Copy all records verbatim, images excluded.

[SOURCE MATERIAL — start]

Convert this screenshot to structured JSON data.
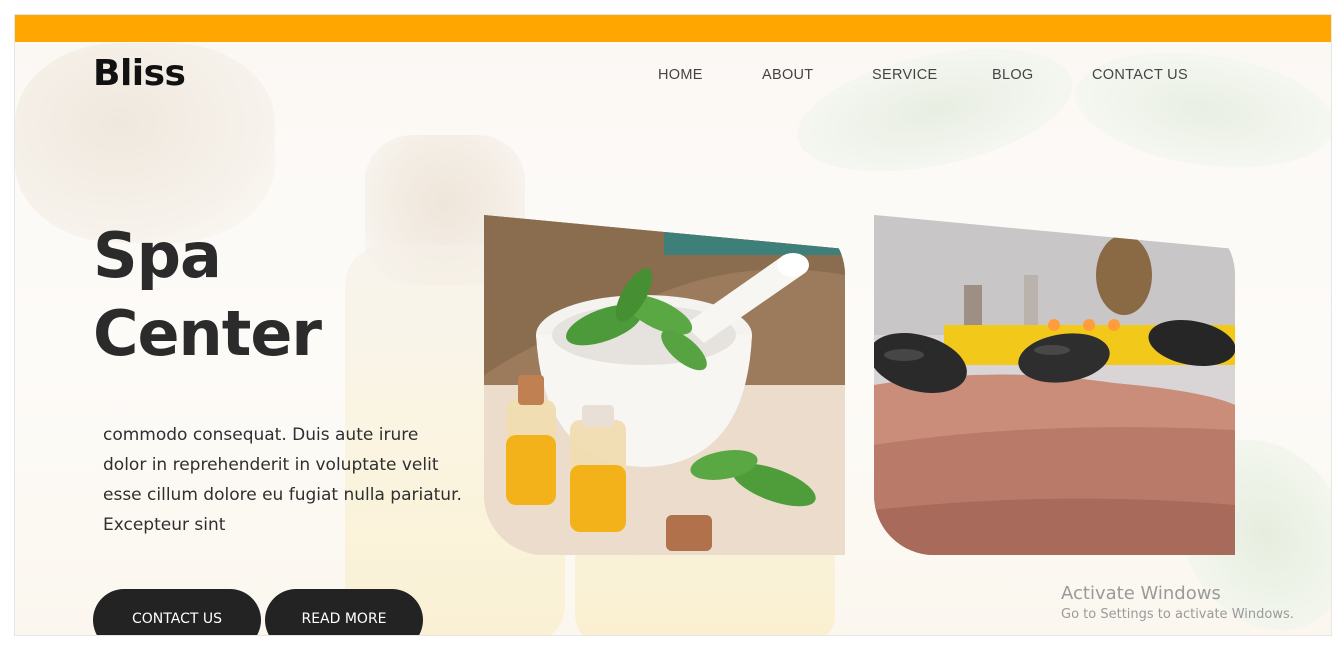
{
  "brand": {
    "logo": "Bliss",
    "accent_color": "#ffa600",
    "button_color": "#232323"
  },
  "nav": {
    "items": [
      {
        "label": "HOME"
      },
      {
        "label": "ABOUT"
      },
      {
        "label": "SERVICE"
      },
      {
        "label": "BLOG"
      },
      {
        "label": "CONTACT US"
      }
    ]
  },
  "hero": {
    "title_line1": "Spa",
    "title_line2": "Center",
    "description": "commodo consequat. Duis aute irure dolor in reprehenderit in voluptate velit esse cillum dolore eu fugiat nulla pariatur. Excepteur sint",
    "buttons": {
      "contact": "CONTACT US",
      "read_more": "READ MORE"
    }
  },
  "gallery": [
    {
      "icon": "herbs-mortar-oil-image"
    },
    {
      "icon": "hot-stone-massage-image"
    }
  ],
  "watermark": {
    "title": "Activate Windows",
    "subtitle": "Go to Settings to activate Windows."
  }
}
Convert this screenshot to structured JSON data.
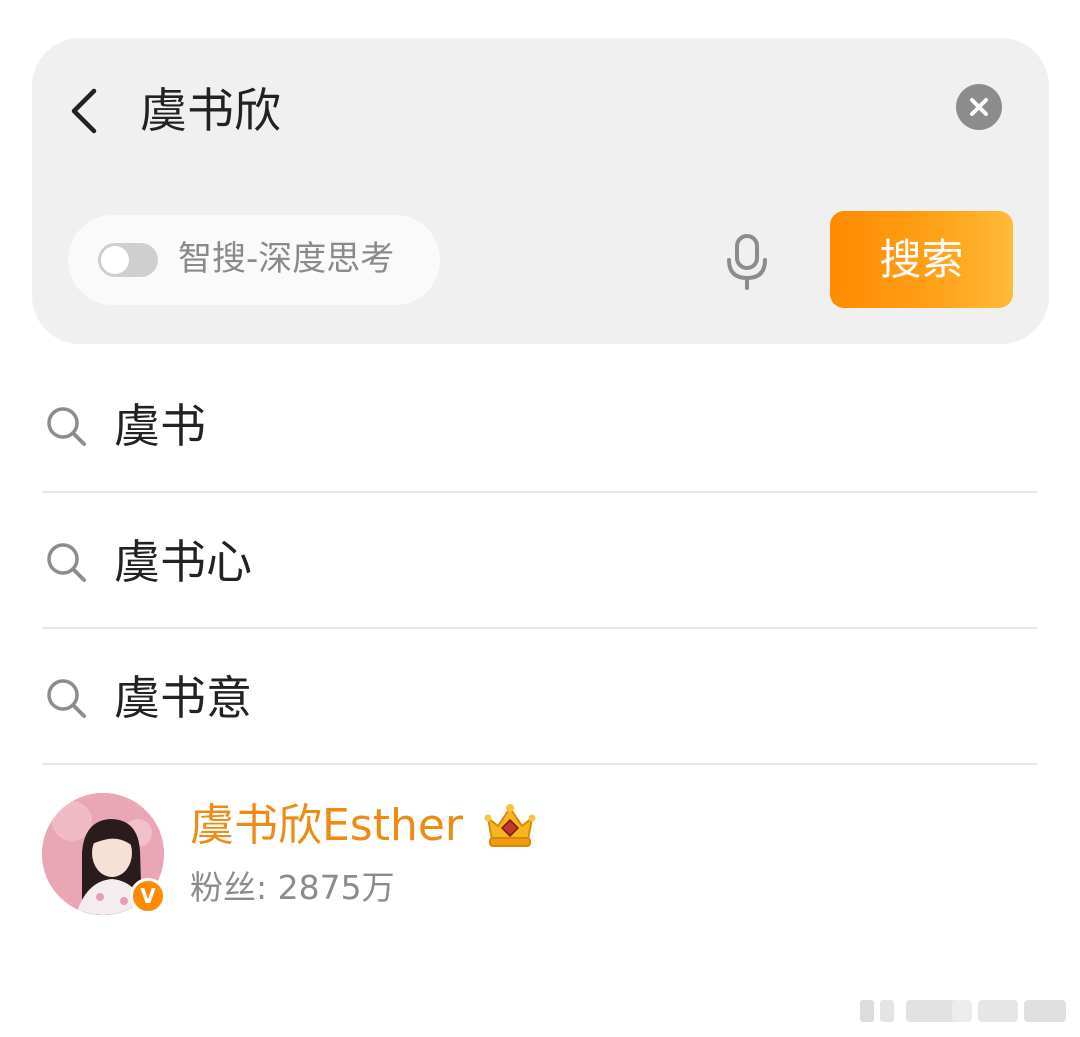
{
  "search_bar": {
    "query": "虞书欣",
    "deep_think_label": "智搜-深度思考",
    "deep_think_enabled": false,
    "search_button_label": "搜索",
    "accent_color": "#ff8a00"
  },
  "suggestions": [
    {
      "label": "虞书"
    },
    {
      "label": "虞书心"
    },
    {
      "label": "虞书意"
    }
  ],
  "user_result": {
    "name": "虞书欣Esther",
    "fans": "粉丝: 2875万",
    "verified": true,
    "badge_icon": "crown-icon",
    "name_color": "#ef8a13"
  },
  "icons": {
    "back": "chevron-left-icon",
    "clear": "close-circle-icon",
    "mic": "microphone-icon",
    "suggestion": "search-icon"
  }
}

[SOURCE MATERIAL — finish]

# OUTPUT BELOW
Convert this screenshot to structured JSON data.
{
  "brand": {
    "logo": "Bliss",
    "accent_color": "#ffa600",
    "button_color": "#232323"
  },
  "nav": {
    "items": [
      {
        "label": "HOME"
      },
      {
        "label": "ABOUT"
      },
      {
        "label": "SERVICE"
      },
      {
        "label": "BLOG"
      },
      {
        "label": "CONTACT US"
      }
    ]
  },
  "hero": {
    "title_line1": "Spa",
    "title_line2": "Center",
    "description": "commodo consequat. Duis aute irure dolor in reprehenderit in voluptate velit esse cillum dolore eu fugiat nulla pariatur. Excepteur sint",
    "buttons": {
      "contact": "CONTACT US",
      "read_more": "READ MORE"
    }
  },
  "gallery": [
    {
      "icon": "herbs-mortar-oil-image"
    },
    {
      "icon": "hot-stone-massage-image"
    }
  ],
  "watermark": {
    "title": "Activate Windows",
    "subtitle": "Go to Settings to activate Windows."
  }
}
Convert this screenshot to structured JSON data.
{
  "search_bar": {
    "query": "虞书欣",
    "deep_think_label": "智搜-深度思考",
    "deep_think_enabled": false,
    "search_button_label": "搜索",
    "accent_color": "#ff8a00"
  },
  "suggestions": [
    {
      "label": "虞书"
    },
    {
      "label": "虞书心"
    },
    {
      "label": "虞书意"
    }
  ],
  "user_result": {
    "name": "虞书欣Esther",
    "fans": "粉丝: 2875万",
    "verified": true,
    "badge_icon": "crown-icon",
    "name_color": "#ef8a13"
  },
  "icons": {
    "back": "chevron-left-icon",
    "clear": "close-circle-icon",
    "mic": "microphone-icon",
    "suggestion": "search-icon"
  }
}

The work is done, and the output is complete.